WORK TASK:
If a line in the listing carries the word "date", return a copy of that line.

-.-.-

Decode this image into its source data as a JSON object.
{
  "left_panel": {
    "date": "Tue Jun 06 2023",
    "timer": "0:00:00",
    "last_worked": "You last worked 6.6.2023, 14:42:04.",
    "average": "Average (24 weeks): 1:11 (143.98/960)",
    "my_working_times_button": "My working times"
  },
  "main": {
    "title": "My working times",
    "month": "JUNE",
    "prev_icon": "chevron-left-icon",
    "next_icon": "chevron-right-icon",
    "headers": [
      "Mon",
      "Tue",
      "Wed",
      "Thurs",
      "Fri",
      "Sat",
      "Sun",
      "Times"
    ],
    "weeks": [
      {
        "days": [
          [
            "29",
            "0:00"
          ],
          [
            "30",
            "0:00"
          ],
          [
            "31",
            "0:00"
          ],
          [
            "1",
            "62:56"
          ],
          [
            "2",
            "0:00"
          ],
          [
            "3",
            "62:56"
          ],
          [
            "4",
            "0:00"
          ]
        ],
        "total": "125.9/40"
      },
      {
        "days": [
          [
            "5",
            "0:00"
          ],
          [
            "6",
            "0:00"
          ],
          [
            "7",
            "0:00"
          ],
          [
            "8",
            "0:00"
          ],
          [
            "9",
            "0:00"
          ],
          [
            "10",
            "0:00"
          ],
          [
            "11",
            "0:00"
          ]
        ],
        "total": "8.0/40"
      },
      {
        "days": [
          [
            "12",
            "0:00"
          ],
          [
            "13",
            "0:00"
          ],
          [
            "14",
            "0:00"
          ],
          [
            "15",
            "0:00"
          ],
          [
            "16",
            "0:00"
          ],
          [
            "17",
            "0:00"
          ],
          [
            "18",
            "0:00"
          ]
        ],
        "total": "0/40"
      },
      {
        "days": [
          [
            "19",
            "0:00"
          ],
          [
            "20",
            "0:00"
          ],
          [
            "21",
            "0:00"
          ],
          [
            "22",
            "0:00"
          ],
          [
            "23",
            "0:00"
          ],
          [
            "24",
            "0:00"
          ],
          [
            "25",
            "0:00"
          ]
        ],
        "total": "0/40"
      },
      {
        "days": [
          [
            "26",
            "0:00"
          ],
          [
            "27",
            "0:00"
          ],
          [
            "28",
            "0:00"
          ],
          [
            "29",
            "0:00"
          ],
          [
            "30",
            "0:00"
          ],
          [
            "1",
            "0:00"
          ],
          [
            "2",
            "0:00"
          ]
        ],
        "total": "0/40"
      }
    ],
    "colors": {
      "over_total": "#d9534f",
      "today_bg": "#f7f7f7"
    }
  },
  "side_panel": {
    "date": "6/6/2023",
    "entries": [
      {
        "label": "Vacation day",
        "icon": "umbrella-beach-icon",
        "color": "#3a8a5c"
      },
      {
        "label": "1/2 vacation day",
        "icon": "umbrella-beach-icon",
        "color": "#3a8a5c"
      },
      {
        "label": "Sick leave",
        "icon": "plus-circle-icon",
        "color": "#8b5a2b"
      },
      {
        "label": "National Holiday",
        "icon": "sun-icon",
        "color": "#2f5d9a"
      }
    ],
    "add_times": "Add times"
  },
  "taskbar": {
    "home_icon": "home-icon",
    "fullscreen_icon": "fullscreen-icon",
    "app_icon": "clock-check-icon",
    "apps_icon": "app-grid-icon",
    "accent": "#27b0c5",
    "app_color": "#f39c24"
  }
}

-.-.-

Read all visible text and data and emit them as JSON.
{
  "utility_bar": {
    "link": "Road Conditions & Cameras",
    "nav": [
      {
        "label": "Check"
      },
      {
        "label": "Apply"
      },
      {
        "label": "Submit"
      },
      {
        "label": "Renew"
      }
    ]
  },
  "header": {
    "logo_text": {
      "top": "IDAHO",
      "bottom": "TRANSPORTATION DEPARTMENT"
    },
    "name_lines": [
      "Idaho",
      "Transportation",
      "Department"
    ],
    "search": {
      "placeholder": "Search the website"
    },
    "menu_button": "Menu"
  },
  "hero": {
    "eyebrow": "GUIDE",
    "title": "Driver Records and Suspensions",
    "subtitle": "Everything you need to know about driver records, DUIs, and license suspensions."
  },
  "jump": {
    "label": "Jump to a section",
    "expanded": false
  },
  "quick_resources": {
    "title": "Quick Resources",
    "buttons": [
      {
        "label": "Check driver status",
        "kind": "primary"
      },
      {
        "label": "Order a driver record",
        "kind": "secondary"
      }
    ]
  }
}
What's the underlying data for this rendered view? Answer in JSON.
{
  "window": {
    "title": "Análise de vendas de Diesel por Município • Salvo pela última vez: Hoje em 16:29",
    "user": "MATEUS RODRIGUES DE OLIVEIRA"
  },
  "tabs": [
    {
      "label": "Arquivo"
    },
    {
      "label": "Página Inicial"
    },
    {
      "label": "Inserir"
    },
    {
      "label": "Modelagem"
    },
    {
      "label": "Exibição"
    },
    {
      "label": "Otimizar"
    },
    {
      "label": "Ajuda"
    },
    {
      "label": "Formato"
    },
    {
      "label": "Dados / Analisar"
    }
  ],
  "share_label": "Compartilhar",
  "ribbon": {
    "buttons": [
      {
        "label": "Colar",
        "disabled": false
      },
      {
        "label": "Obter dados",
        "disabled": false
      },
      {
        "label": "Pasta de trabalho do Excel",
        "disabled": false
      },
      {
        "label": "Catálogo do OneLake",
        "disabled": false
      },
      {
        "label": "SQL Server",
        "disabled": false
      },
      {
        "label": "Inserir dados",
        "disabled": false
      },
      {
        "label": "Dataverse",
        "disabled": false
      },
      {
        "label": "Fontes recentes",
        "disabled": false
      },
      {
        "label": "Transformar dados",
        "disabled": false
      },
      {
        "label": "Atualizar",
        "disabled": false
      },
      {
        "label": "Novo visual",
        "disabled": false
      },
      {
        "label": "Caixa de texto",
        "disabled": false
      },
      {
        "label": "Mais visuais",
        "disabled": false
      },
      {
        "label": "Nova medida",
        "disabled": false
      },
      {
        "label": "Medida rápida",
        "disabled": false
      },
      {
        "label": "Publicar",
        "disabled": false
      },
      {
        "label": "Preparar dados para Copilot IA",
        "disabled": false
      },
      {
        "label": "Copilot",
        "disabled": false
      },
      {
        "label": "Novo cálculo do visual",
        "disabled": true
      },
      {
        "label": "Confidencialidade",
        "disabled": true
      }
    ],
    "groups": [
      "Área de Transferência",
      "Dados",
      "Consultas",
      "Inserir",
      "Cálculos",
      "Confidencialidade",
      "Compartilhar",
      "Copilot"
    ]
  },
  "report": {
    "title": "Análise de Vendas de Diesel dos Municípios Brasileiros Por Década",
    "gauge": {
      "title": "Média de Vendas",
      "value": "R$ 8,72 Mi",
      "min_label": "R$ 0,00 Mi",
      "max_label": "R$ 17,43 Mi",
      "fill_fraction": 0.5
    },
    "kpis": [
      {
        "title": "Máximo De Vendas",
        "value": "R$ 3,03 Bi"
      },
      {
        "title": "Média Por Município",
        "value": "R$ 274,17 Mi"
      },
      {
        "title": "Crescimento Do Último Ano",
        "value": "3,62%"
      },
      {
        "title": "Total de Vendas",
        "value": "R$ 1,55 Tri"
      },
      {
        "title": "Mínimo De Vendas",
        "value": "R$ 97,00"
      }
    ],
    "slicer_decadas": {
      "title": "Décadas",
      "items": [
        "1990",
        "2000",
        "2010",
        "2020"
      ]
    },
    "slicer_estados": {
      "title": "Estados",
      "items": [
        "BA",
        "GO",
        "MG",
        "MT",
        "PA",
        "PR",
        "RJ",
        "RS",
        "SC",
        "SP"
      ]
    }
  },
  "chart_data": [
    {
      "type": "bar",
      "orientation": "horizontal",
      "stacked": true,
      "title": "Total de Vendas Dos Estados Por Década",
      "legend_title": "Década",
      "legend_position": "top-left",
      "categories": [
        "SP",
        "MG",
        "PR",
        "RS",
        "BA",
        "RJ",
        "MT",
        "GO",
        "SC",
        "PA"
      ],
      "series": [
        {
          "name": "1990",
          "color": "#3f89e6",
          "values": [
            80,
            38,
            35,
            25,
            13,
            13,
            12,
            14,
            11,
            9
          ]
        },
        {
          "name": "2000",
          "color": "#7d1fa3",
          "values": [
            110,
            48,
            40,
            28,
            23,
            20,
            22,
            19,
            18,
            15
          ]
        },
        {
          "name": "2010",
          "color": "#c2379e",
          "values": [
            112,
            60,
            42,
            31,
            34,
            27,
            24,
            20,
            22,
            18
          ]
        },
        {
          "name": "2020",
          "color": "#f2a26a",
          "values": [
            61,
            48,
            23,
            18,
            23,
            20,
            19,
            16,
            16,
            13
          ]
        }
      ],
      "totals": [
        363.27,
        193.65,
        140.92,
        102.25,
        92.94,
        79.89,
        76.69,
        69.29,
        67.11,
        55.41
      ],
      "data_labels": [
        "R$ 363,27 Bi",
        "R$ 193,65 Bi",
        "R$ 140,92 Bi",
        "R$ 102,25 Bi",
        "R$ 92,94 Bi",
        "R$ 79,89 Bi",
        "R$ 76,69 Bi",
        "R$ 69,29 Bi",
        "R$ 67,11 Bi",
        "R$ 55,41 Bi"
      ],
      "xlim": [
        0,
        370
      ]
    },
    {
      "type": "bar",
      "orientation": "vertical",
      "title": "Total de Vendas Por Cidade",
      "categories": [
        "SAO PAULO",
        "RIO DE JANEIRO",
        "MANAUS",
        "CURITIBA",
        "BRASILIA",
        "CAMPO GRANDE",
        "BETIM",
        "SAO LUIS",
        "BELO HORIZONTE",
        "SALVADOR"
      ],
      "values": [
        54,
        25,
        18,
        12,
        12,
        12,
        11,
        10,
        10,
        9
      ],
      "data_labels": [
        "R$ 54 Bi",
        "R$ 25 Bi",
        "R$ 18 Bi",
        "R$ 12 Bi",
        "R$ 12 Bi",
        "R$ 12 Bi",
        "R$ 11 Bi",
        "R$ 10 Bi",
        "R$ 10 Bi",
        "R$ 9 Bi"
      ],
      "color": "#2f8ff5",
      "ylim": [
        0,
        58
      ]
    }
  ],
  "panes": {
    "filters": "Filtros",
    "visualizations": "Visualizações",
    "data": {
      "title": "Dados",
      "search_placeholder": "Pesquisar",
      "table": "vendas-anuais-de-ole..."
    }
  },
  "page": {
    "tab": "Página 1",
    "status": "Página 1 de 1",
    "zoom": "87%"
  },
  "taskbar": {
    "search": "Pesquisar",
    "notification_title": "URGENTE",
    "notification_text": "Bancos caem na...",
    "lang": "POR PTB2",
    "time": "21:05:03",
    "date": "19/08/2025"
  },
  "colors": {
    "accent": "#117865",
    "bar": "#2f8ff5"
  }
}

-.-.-

RESULT:
    "date": "Tue Jun 06 2023",
    "date": "6/6/2023",
    "date": "19/08/2025"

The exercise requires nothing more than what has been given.